- Problem statement
What you should give back is every line from the one containing "Extract the structured" through the last line of the records below, word for word and without pictures.

- Information
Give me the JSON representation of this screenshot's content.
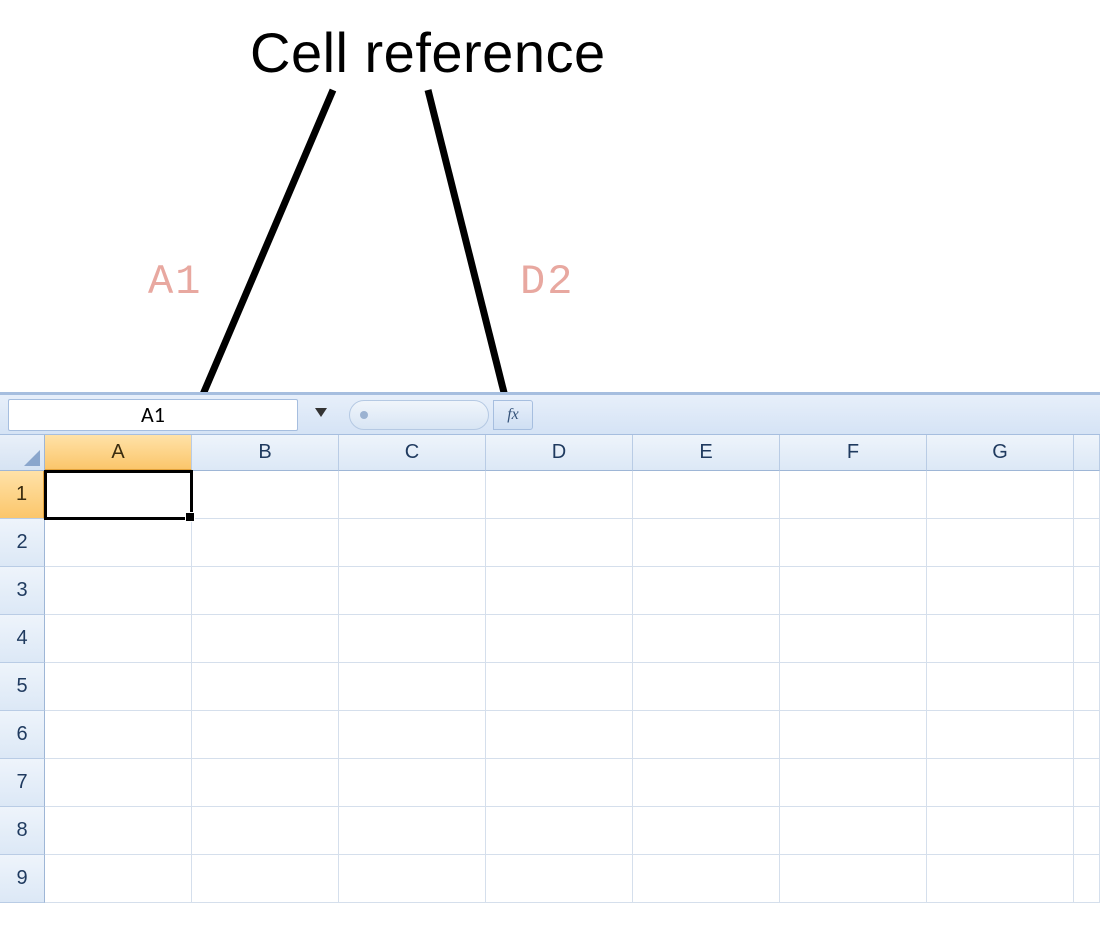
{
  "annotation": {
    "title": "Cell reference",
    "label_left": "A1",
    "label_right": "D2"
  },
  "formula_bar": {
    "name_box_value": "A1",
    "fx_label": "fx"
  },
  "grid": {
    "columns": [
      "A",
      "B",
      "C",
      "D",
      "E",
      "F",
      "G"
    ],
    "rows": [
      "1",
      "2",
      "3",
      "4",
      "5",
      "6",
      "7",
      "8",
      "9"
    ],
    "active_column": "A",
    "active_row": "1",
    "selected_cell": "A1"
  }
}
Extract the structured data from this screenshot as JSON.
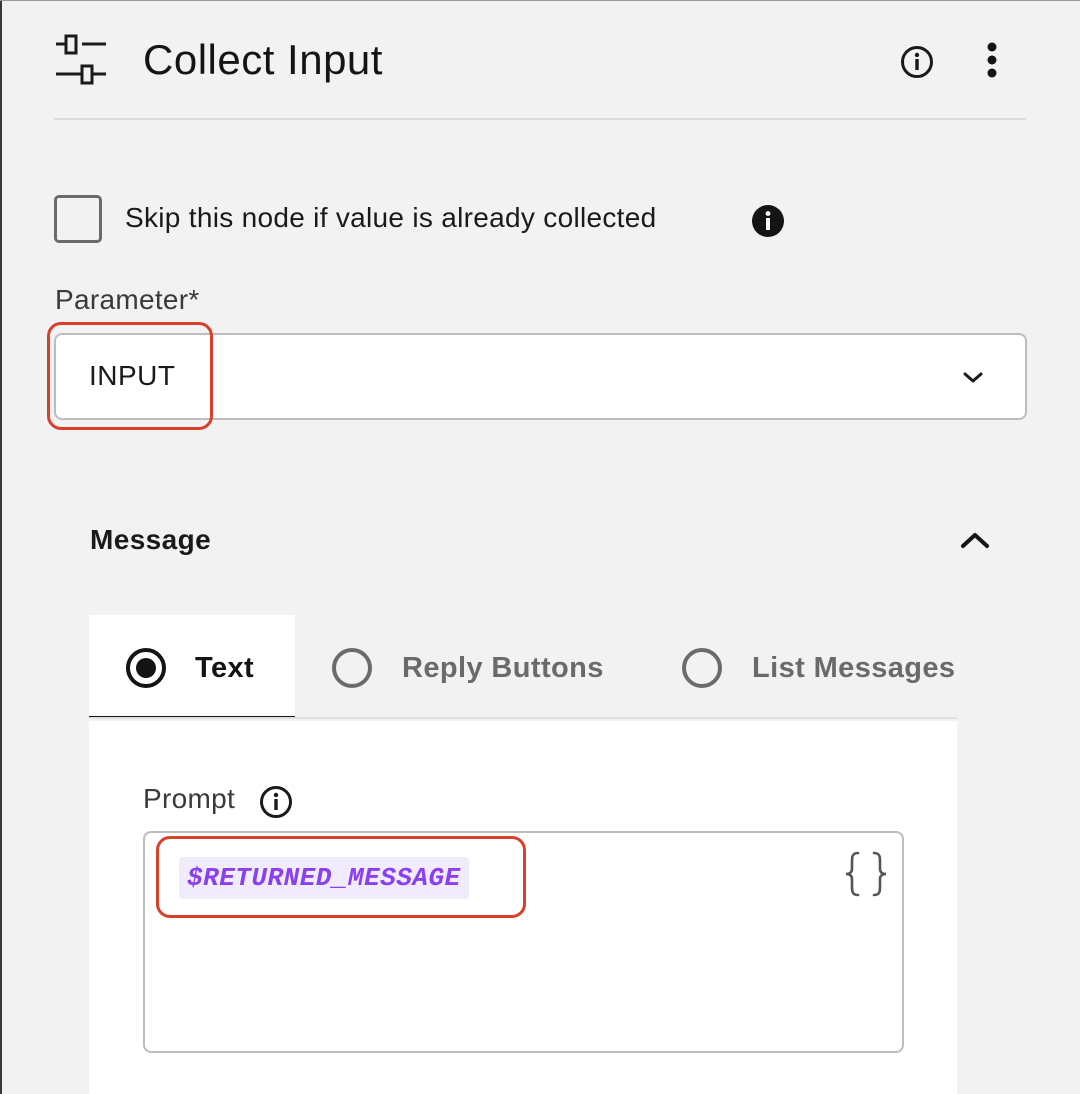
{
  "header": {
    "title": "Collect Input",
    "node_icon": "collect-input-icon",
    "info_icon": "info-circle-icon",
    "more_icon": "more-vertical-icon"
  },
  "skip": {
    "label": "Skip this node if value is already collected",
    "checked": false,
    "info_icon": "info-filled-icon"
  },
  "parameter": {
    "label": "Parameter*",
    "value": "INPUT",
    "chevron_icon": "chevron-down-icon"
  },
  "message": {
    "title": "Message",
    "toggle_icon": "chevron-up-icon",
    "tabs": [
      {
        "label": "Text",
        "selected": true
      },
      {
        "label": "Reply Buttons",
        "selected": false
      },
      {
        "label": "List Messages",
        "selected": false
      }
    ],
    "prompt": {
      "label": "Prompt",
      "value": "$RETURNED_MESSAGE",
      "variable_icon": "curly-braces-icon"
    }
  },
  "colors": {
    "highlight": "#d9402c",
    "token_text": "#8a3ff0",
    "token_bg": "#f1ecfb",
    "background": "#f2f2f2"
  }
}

- Task solution
Extract the structured data from this screenshot as JSON.
{
  "header": {
    "title": "Collect Input",
    "node_icon": "collect-input-icon",
    "info_icon": "info-circle-icon",
    "more_icon": "more-vertical-icon"
  },
  "skip": {
    "label": "Skip this node if value is already collected",
    "checked": false,
    "info_icon": "info-filled-icon"
  },
  "parameter": {
    "label": "Parameter*",
    "value": "INPUT",
    "chevron_icon": "chevron-down-icon"
  },
  "message": {
    "title": "Message",
    "toggle_icon": "chevron-up-icon",
    "tabs": [
      {
        "label": "Text",
        "selected": true
      },
      {
        "label": "Reply Buttons",
        "selected": false
      },
      {
        "label": "List Messages",
        "selected": false
      }
    ],
    "prompt": {
      "label": "Prompt",
      "value": "$RETURNED_MESSAGE",
      "variable_icon": "curly-braces-icon"
    }
  },
  "colors": {
    "highlight": "#d9402c",
    "token_text": "#8a3ff0",
    "token_bg": "#f1ecfb",
    "background": "#f2f2f2"
  }
}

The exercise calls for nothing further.